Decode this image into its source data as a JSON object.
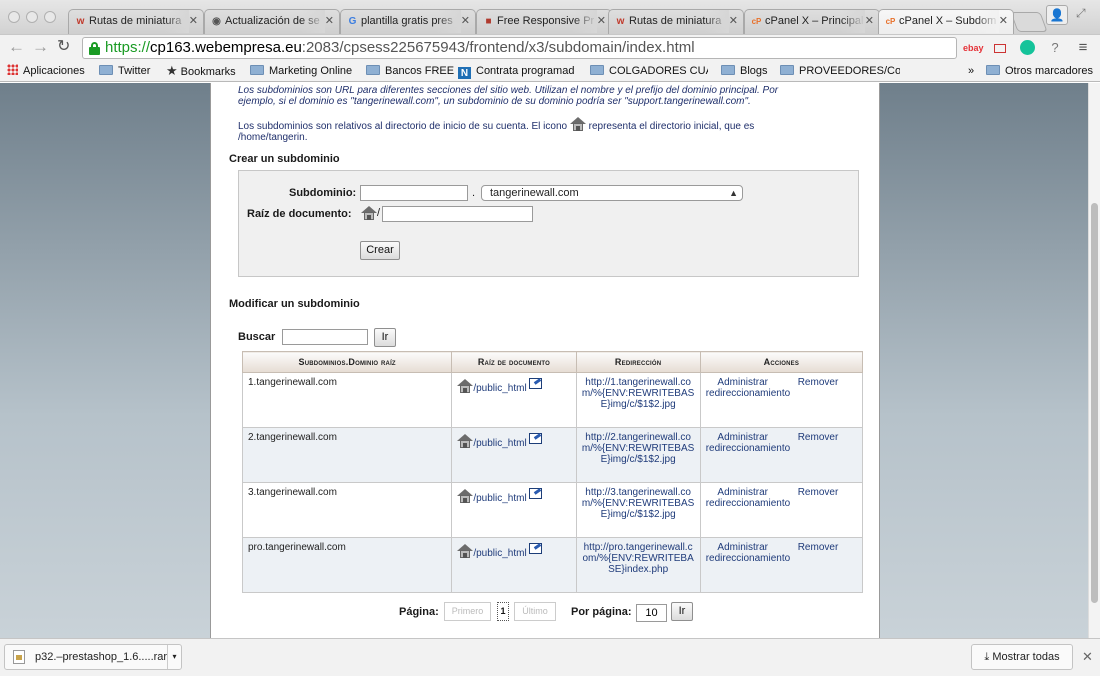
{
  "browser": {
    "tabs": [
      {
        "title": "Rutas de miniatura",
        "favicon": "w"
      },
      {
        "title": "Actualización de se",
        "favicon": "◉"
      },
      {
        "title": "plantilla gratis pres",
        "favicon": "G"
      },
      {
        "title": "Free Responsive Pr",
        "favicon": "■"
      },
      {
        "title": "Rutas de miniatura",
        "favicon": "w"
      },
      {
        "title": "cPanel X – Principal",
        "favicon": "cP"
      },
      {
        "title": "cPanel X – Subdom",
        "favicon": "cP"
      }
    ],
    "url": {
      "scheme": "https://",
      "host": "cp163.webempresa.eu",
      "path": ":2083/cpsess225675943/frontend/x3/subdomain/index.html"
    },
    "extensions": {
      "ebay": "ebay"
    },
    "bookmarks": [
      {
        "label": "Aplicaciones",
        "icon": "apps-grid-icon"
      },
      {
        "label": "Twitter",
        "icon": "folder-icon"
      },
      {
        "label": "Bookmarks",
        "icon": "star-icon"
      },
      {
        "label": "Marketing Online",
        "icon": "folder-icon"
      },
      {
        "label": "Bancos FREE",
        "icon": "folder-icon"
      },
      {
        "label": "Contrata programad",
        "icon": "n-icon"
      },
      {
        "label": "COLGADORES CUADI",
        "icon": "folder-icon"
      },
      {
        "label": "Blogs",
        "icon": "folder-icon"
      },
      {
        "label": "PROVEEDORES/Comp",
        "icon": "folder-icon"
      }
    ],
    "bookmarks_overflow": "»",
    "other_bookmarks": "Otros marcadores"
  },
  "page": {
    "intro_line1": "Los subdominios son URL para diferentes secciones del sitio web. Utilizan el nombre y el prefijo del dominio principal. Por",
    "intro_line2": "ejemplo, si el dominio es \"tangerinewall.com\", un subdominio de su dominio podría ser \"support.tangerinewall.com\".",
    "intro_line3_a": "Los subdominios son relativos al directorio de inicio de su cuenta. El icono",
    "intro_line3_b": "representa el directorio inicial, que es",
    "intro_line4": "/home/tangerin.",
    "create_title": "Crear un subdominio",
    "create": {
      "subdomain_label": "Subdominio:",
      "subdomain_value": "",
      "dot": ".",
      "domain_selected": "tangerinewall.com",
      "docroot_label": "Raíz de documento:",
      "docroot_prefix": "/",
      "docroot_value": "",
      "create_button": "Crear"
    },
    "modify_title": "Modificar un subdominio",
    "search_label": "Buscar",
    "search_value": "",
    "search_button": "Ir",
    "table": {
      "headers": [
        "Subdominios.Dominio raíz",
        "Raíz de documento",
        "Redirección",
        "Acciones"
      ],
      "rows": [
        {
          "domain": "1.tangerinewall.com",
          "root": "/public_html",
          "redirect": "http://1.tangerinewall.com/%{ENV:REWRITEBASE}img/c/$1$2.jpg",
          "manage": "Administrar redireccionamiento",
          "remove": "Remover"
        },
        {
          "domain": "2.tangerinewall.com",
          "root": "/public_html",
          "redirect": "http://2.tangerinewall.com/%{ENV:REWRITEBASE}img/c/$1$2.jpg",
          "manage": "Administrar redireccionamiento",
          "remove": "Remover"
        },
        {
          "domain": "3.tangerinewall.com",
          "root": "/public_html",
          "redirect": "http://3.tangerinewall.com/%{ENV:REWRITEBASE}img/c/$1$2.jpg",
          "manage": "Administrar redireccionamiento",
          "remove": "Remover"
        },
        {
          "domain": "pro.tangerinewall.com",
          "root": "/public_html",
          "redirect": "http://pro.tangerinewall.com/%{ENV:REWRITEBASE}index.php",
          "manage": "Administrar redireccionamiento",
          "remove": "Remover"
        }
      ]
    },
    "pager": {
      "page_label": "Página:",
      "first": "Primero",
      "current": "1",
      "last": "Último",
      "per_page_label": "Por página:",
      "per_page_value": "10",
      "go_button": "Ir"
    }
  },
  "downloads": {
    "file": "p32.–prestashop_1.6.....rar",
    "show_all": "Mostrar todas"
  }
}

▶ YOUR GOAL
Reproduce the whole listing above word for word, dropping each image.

▶ RESULT BELOW
Decode this image into its source data as a JSON object.
{
  "browser": {
    "tabs": [
      {
        "title": "Rutas de miniatura",
        "favicon": "w"
      },
      {
        "title": "Actualización de se",
        "favicon": "◉"
      },
      {
        "title": "plantilla gratis pres",
        "favicon": "G"
      },
      {
        "title": "Free Responsive Pr",
        "favicon": "■"
      },
      {
        "title": "Rutas de miniatura",
        "favicon": "w"
      },
      {
        "title": "cPanel X – Principal",
        "favicon": "cP"
      },
      {
        "title": "cPanel X – Subdom",
        "favicon": "cP"
      }
    ],
    "url": {
      "scheme": "https://",
      "host": "cp163.webempresa.eu",
      "path": ":2083/cpsess225675943/frontend/x3/subdomain/index.html"
    },
    "extensions": {
      "ebay": "ebay"
    },
    "bookmarks": [
      {
        "label": "Aplicaciones",
        "icon": "apps-grid-icon"
      },
      {
        "label": "Twitter",
        "icon": "folder-icon"
      },
      {
        "label": "Bookmarks",
        "icon": "star-icon"
      },
      {
        "label": "Marketing Online",
        "icon": "folder-icon"
      },
      {
        "label": "Bancos FREE",
        "icon": "folder-icon"
      },
      {
        "label": "Contrata programad",
        "icon": "n-icon"
      },
      {
        "label": "COLGADORES CUADI",
        "icon": "folder-icon"
      },
      {
        "label": "Blogs",
        "icon": "folder-icon"
      },
      {
        "label": "PROVEEDORES/Comp",
        "icon": "folder-icon"
      }
    ],
    "bookmarks_overflow": "»",
    "other_bookmarks": "Otros marcadores"
  },
  "page": {
    "intro_line1": "Los subdominios son URL para diferentes secciones del sitio web. Utilizan el nombre y el prefijo del dominio principal. Por",
    "intro_line2": "ejemplo, si el dominio es \"tangerinewall.com\", un subdominio de su dominio podría ser \"support.tangerinewall.com\".",
    "intro_line3_a": "Los subdominios son relativos al directorio de inicio de su cuenta. El icono",
    "intro_line3_b": "representa el directorio inicial, que es",
    "intro_line4": "/home/tangerin.",
    "create_title": "Crear un subdominio",
    "create": {
      "subdomain_label": "Subdominio:",
      "subdomain_value": "",
      "dot": ".",
      "domain_selected": "tangerinewall.com",
      "docroot_label": "Raíz de documento:",
      "docroot_prefix": "/",
      "docroot_value": "",
      "create_button": "Crear"
    },
    "modify_title": "Modificar un subdominio",
    "search_label": "Buscar",
    "search_value": "",
    "search_button": "Ir",
    "table": {
      "headers": [
        "Subdominios.Dominio raíz",
        "Raíz de documento",
        "Redirección",
        "Acciones"
      ],
      "rows": [
        {
          "domain": "1.tangerinewall.com",
          "root": "/public_html",
          "redirect": "http://1.tangerinewall.com/%{ENV:REWRITEBASE}img/c/$1$2.jpg",
          "manage": "Administrar redireccionamiento",
          "remove": "Remover"
        },
        {
          "domain": "2.tangerinewall.com",
          "root": "/public_html",
          "redirect": "http://2.tangerinewall.com/%{ENV:REWRITEBASE}img/c/$1$2.jpg",
          "manage": "Administrar redireccionamiento",
          "remove": "Remover"
        },
        {
          "domain": "3.tangerinewall.com",
          "root": "/public_html",
          "redirect": "http://3.tangerinewall.com/%{ENV:REWRITEBASE}img/c/$1$2.jpg",
          "manage": "Administrar redireccionamiento",
          "remove": "Remover"
        },
        {
          "domain": "pro.tangerinewall.com",
          "root": "/public_html",
          "redirect": "http://pro.tangerinewall.com/%{ENV:REWRITEBASE}index.php",
          "manage": "Administrar redireccionamiento",
          "remove": "Remover"
        }
      ]
    },
    "pager": {
      "page_label": "Página:",
      "first": "Primero",
      "current": "1",
      "last": "Último",
      "per_page_label": "Por página:",
      "per_page_value": "10",
      "go_button": "Ir"
    }
  },
  "downloads": {
    "file": "p32.–prestashop_1.6.....rar",
    "show_all": "Mostrar todas"
  }
}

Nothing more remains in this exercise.